_Task statement_. Could you count the lines in the data that contain "title"? Reply with the number only.

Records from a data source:
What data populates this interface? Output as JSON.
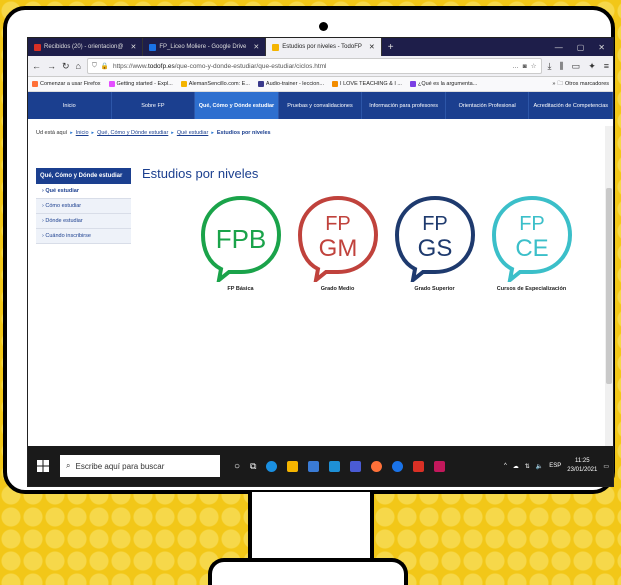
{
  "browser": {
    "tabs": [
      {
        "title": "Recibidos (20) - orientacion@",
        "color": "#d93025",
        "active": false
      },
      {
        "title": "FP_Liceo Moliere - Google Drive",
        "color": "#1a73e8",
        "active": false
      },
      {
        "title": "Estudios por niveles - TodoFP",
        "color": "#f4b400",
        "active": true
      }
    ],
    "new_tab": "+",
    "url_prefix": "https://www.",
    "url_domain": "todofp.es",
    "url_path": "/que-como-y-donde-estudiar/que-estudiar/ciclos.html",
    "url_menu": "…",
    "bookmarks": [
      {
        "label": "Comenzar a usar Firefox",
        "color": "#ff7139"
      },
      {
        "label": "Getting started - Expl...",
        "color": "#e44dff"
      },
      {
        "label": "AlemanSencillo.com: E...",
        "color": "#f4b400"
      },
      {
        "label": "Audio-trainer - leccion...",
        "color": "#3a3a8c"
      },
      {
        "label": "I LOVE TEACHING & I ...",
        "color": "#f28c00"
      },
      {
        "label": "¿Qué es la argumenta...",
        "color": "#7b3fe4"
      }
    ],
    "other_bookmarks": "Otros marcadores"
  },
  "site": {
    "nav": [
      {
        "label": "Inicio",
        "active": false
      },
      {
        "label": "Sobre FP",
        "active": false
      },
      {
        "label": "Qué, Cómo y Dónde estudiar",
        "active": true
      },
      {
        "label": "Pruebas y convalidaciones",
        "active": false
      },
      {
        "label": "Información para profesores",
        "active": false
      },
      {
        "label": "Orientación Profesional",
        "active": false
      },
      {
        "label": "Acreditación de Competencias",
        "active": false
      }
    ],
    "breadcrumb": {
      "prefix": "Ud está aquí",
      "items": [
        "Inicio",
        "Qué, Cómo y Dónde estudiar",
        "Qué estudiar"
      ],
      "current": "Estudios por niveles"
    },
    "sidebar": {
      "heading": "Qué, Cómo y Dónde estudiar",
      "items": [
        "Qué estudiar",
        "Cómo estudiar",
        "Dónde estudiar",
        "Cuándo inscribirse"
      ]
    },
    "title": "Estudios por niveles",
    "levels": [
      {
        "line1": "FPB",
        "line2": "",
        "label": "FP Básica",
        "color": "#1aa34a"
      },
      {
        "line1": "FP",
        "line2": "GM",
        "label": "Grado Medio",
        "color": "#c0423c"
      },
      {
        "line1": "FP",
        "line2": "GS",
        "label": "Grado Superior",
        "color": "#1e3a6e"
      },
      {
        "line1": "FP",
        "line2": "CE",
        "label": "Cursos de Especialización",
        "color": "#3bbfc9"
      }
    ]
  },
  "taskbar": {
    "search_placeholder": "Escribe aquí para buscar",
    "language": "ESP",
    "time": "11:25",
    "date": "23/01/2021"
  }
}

_Problem solution_. 4